The Emotionally Effective Communicator

Sunday, August 6, 2023 | 9:00 – 10 a.m.
Adam Timm, The Healthy Dispatcher

Providing service to the public can be an emotional experience. Citizens are angry, coworkers are annoyed, and supervisors are frustrated. Negative exchanges can impact customer service quality and escalate situations. Without the ability to recognize and manage emotions in ourselves and others, we can feel out of control and the job can easily run us into the ground. It may sound like a superpower that you either have or you don’t, but, luckily, this superpower can be learned.

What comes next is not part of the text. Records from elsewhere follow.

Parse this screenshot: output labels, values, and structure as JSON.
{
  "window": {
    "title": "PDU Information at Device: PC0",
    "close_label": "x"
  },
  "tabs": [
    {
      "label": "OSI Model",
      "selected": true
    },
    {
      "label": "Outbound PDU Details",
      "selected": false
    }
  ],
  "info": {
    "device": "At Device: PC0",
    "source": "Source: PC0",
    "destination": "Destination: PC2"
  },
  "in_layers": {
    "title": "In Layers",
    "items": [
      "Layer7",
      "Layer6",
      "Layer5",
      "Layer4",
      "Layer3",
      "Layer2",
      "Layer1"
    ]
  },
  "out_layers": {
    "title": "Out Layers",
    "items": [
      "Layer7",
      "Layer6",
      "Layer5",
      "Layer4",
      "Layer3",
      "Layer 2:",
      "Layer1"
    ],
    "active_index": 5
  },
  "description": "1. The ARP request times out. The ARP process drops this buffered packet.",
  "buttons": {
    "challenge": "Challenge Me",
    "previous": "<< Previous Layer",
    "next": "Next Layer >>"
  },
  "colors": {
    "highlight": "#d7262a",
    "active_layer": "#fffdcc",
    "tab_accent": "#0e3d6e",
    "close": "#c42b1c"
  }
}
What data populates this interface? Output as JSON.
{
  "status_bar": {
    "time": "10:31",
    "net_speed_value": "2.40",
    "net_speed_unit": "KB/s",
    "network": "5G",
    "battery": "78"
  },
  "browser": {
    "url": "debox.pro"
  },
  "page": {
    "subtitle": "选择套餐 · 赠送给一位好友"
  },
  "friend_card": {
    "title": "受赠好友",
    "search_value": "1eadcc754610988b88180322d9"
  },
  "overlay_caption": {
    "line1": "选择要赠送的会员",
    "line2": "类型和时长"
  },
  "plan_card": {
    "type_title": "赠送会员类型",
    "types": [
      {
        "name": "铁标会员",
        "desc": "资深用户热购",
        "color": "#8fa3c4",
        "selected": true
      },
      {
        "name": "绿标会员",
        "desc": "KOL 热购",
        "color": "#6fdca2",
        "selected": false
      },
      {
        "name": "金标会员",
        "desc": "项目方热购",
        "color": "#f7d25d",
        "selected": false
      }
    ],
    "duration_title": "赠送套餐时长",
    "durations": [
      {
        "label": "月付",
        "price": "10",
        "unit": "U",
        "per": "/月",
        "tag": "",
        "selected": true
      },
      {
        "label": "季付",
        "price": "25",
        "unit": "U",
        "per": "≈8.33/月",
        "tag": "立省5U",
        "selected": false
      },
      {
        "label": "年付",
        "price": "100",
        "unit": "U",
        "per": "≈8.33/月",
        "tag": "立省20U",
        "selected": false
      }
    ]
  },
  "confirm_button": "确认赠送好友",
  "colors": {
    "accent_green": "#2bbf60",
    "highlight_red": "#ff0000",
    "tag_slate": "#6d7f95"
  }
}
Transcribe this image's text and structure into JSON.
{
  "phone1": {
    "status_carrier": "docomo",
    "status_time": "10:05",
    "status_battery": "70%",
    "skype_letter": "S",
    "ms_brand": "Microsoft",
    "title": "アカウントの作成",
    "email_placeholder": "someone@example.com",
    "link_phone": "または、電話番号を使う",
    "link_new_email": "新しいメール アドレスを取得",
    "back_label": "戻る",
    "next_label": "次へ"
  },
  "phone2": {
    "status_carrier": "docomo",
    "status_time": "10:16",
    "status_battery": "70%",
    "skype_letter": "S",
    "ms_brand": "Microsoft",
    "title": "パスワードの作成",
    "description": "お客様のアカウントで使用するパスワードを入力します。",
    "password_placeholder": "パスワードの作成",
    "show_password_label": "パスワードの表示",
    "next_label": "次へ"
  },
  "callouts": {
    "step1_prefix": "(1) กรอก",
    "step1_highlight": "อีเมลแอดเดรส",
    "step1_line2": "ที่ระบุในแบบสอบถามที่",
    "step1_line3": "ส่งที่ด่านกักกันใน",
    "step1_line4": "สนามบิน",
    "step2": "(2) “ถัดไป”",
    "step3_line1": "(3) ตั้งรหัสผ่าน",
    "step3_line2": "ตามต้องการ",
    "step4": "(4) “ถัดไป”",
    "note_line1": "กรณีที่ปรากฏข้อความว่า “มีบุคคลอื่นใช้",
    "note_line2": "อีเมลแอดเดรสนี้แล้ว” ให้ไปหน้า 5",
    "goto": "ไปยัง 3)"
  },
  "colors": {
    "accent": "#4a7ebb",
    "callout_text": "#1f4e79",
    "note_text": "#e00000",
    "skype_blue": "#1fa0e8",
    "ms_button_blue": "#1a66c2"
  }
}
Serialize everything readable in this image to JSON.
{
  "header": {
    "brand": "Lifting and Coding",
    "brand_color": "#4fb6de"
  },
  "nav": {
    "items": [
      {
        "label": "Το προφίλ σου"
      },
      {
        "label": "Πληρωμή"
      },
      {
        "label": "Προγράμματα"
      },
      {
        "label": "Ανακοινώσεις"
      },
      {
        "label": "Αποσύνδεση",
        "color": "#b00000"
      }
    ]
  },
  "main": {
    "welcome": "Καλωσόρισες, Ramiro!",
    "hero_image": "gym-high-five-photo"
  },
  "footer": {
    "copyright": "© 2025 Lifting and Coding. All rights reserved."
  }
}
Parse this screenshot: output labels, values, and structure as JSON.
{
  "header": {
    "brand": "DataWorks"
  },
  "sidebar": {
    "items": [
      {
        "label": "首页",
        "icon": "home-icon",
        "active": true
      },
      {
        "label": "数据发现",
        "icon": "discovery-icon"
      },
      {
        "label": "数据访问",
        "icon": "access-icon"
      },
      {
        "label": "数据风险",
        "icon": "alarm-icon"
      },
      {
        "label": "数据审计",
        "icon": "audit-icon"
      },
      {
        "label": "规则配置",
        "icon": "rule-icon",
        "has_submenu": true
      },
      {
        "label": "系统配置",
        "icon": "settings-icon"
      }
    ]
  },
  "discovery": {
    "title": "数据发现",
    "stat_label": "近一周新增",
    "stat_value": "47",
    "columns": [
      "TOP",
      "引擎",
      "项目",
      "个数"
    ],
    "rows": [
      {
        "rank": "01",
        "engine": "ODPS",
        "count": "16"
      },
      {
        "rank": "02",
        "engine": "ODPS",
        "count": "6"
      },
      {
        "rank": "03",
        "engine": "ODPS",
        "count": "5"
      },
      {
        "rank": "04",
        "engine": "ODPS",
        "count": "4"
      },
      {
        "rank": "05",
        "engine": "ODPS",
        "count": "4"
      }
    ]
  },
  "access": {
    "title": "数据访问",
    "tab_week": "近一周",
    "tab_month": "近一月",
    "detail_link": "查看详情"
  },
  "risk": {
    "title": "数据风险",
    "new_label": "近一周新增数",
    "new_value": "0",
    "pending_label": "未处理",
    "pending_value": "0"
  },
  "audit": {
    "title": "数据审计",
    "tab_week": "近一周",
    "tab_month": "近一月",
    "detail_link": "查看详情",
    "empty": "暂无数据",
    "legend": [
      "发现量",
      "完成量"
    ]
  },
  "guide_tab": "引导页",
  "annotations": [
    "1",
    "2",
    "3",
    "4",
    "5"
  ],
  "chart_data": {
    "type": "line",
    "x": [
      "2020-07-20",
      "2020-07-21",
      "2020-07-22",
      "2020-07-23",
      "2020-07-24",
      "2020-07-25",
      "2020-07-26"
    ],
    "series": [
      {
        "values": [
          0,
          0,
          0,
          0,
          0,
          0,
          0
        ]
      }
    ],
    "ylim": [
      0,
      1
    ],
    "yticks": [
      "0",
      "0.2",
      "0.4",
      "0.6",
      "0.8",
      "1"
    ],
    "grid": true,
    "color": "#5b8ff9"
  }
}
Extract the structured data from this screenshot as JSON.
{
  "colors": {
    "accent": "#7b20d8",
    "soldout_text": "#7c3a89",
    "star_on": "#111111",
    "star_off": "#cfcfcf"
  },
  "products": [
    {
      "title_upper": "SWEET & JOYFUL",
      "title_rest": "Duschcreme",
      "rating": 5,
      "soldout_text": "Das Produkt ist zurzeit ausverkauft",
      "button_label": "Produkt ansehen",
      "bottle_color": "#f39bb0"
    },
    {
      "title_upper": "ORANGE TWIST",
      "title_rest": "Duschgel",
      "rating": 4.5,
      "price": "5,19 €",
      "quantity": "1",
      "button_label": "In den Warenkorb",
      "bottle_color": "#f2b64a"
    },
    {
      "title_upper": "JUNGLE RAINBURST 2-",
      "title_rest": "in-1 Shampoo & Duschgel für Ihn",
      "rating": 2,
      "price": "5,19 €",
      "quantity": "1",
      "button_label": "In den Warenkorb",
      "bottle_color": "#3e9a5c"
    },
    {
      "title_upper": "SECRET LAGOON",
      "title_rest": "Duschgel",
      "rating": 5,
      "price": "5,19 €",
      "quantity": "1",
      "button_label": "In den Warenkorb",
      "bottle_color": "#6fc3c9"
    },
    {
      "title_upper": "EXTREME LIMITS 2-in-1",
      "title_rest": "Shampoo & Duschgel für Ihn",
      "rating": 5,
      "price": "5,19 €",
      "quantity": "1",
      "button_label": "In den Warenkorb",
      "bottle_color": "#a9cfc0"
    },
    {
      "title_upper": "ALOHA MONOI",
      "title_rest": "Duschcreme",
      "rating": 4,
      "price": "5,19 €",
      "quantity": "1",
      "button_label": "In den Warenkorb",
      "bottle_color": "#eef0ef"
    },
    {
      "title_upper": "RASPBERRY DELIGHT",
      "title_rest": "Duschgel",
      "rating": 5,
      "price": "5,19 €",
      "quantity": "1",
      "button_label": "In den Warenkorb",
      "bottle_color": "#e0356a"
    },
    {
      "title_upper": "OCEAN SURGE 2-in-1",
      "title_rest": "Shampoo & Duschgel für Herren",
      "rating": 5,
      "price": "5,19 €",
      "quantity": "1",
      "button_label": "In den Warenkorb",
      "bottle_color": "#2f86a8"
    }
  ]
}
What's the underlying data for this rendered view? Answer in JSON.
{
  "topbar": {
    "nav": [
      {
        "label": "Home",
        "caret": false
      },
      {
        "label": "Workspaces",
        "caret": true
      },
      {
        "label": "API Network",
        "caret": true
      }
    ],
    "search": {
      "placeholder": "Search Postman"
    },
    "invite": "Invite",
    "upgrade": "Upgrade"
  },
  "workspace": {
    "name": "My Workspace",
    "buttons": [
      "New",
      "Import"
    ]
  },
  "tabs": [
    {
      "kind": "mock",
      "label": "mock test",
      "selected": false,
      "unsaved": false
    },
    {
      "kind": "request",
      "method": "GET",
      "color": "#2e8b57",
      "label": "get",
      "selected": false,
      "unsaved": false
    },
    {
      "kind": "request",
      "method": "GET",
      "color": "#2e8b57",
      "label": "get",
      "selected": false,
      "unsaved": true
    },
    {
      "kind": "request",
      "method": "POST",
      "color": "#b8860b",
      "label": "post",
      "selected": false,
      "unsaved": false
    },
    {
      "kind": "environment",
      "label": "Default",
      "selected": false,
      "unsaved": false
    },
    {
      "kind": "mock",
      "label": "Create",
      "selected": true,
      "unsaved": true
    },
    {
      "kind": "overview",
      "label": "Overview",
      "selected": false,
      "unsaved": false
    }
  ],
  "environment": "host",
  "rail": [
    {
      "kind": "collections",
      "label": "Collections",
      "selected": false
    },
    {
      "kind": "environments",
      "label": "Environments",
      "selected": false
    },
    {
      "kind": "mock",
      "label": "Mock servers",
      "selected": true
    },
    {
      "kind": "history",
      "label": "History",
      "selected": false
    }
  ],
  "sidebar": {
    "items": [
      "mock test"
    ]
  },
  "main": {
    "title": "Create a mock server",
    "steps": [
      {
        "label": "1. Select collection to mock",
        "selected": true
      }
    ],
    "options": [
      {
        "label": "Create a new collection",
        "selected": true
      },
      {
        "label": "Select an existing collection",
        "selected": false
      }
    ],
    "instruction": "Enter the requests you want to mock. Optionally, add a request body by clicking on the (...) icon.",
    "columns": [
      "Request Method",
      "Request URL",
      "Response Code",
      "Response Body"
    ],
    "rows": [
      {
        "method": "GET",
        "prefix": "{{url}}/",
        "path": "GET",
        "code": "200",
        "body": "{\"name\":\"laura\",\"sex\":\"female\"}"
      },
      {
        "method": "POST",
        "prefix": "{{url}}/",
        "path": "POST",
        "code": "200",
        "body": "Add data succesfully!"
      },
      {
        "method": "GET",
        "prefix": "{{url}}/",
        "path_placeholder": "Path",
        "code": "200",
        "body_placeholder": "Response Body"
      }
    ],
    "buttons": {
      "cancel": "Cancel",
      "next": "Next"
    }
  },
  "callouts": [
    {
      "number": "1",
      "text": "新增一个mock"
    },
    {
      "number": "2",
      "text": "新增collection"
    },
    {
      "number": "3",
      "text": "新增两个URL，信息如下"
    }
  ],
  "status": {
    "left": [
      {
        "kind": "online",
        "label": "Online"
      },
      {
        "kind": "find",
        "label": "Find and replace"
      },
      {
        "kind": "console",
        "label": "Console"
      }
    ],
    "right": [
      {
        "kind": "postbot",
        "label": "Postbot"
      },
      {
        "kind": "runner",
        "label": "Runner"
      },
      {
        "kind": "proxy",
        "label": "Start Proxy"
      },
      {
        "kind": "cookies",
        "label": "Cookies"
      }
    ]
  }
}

It’s called emotional intelligence.

By definition, emotional intelligence is a set of emotional and social skills that collectively establish how well we:

  1. Perceive and express ourselves
  2. Express thoughts
  3. Develop and maintain social relationships
  4. Cope with challenges
  5. Use emotional information in an effective and meaningful way

Given the emotional content 9-1-1 professionals handle on a daily basis, it’s obvious, based on the above definition alone, why it’s important to understand your level of emotional intelligence (or “EQ” for short) and how to improve it. Forty years of research paints a clear picture: leaders with high EQ are more effective at empowering their teams; teams comprised of individuals with higher EQ are better at establishing a positive work culture; and high EQ individuals are more resilient to trauma, communicate better, and are generally easier to be around.

The presenter shared research that points to the likelihood that emotional intelligence is the secret ingredient to creating a 9-1-1 center that people want to work for. We discussed the most important EQ skills to devote time to improving, and he shared a simple way to more effectively deliver your message.

By engaging your EQ skills of emotional self-awareness, emotional expression, and empathy, for example, you can understand how your emotions affect the way you interact (emotional self-awareness), you are more likely to be able to understand and appreciate how others feel (empathy), and then align your non-verbal communication with your words (emotional expression). Effective communication requires these skills working together and helps establish feelings of trust, support, and understanding — the foundations of any successful team.

Submitted by Adam Timm